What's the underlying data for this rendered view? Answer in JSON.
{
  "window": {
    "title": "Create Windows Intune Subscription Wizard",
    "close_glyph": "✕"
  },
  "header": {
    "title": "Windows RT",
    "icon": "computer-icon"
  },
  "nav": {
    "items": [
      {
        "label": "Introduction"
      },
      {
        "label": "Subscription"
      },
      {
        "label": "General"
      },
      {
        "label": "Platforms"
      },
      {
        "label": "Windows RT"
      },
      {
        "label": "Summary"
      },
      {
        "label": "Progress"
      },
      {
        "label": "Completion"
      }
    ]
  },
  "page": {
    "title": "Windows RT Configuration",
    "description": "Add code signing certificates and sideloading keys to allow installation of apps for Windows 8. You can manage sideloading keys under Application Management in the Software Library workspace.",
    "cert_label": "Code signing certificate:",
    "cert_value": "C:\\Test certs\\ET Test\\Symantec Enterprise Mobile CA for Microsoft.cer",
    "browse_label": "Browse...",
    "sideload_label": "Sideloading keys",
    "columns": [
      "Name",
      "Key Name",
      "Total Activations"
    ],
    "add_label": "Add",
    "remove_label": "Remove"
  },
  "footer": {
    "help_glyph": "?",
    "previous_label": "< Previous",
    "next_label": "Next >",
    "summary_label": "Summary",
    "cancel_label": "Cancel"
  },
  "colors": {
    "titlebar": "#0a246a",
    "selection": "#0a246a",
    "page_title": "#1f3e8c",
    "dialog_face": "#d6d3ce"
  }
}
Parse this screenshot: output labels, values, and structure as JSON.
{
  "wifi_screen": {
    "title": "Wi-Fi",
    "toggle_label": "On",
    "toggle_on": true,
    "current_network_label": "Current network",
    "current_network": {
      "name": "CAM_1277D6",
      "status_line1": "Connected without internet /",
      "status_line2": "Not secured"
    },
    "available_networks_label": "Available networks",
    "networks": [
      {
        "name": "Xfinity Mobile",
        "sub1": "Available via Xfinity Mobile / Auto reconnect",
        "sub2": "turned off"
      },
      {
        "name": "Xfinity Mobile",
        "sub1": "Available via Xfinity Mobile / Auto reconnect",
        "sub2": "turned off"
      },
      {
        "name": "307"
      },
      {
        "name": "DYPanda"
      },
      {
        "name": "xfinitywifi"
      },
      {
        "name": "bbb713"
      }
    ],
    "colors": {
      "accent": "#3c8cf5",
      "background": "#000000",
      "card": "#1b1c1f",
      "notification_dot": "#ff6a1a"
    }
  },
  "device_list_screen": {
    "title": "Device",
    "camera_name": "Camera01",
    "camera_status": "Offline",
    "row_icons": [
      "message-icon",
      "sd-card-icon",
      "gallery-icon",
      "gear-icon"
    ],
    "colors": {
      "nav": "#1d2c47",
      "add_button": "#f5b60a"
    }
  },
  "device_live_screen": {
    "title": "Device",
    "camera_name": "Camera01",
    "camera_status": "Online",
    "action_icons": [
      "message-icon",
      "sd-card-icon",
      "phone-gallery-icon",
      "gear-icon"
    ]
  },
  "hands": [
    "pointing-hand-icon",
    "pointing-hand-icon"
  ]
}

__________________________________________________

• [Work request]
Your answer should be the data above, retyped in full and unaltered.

• [Exercise solution]
What's the underlying data for this rendered view? Answer in JSON.
{
  "window": {
    "title": "Create Windows Intune Subscription Wizard",
    "close_glyph": "✕"
  },
  "header": {
    "title": "Windows RT",
    "icon": "computer-icon"
  },
  "nav": {
    "items": [
      {
        "label": "Introduction"
      },
      {
        "label": "Subscription"
      },
      {
        "label": "General"
      },
      {
        "label": "Platforms"
      },
      {
        "label": "Windows RT"
      },
      {
        "label": "Summary"
      },
      {
        "label": "Progress"
      },
      {
        "label": "Completion"
      }
    ]
  },
  "page": {
    "title": "Windows RT Configuration",
    "description": "Add code signing certificates and sideloading keys to allow installation of apps for Windows 8. You can manage sideloading keys under Application Management in the Software Library workspace.",
    "cert_label": "Code signing certificate:",
    "cert_value": "C:\\Test certs\\ET Test\\Symantec Enterprise Mobile CA for Microsoft.cer",
    "browse_label": "Browse...",
    "sideload_label": "Sideloading keys",
    "columns": [
      "Name",
      "Key Name",
      "Total Activations"
    ],
    "add_label": "Add",
    "remove_label": "Remove"
  },
  "footer": {
    "help_glyph": "?",
    "previous_label": "< Previous",
    "next_label": "Next >",
    "summary_label": "Summary",
    "cancel_label": "Cancel"
  },
  "colors": {
    "titlebar": "#0a246a",
    "selection": "#0a246a",
    "page_title": "#1f3e8c",
    "dialog_face": "#d6d3ce"
  }
}
Parse this screenshot: output labels, values, and structure as JSON.
{
  "wifi_screen": {
    "title": "Wi-Fi",
    "toggle_label": "On",
    "toggle_on": true,
    "current_network_label": "Current network",
    "current_network": {
      "name": "CAM_1277D6",
      "status_line1": "Connected without internet /",
      "status_line2": "Not secured"
    },
    "available_networks_label": "Available networks",
    "networks": [
      {
        "name": "Xfinity Mobile",
        "sub1": "Available via Xfinity Mobile / Auto reconnect",
        "sub2": "turned off"
      },
      {
        "name": "Xfinity Mobile",
        "sub1": "Available via Xfinity Mobile / Auto reconnect",
        "sub2": "turned off"
      },
      {
        "name": "307"
      },
      {
        "name": "DYPanda"
      },
      {
        "name": "xfinitywifi"
      },
      {
        "name": "bbb713"
      }
    ],
    "colors": {
      "accent": "#3c8cf5",
      "background": "#000000",
      "card": "#1b1c1f",
      "notification_dot": "#ff6a1a"
    }
  },
  "device_list_screen": {
    "title": "Device",
    "camera_name": "Camera01",
    "camera_status": "Offline",
    "row_icons": [
      "message-icon",
      "sd-card-icon",
      "gallery-icon",
      "gear-icon"
    ],
    "colors": {
      "nav": "#1d2c47",
      "add_button": "#f5b60a"
    }
  },
  "device_live_screen": {
    "title": "Device",
    "camera_name": "Camera01",
    "camera_status": "Online",
    "action_icons": [
      "message-icon",
      "sd-card-icon",
      "phone-gallery-icon",
      "gear-icon"
    ]
  },
  "hands": [
    "pointing-hand-icon",
    "pointing-hand-icon"
  ]
}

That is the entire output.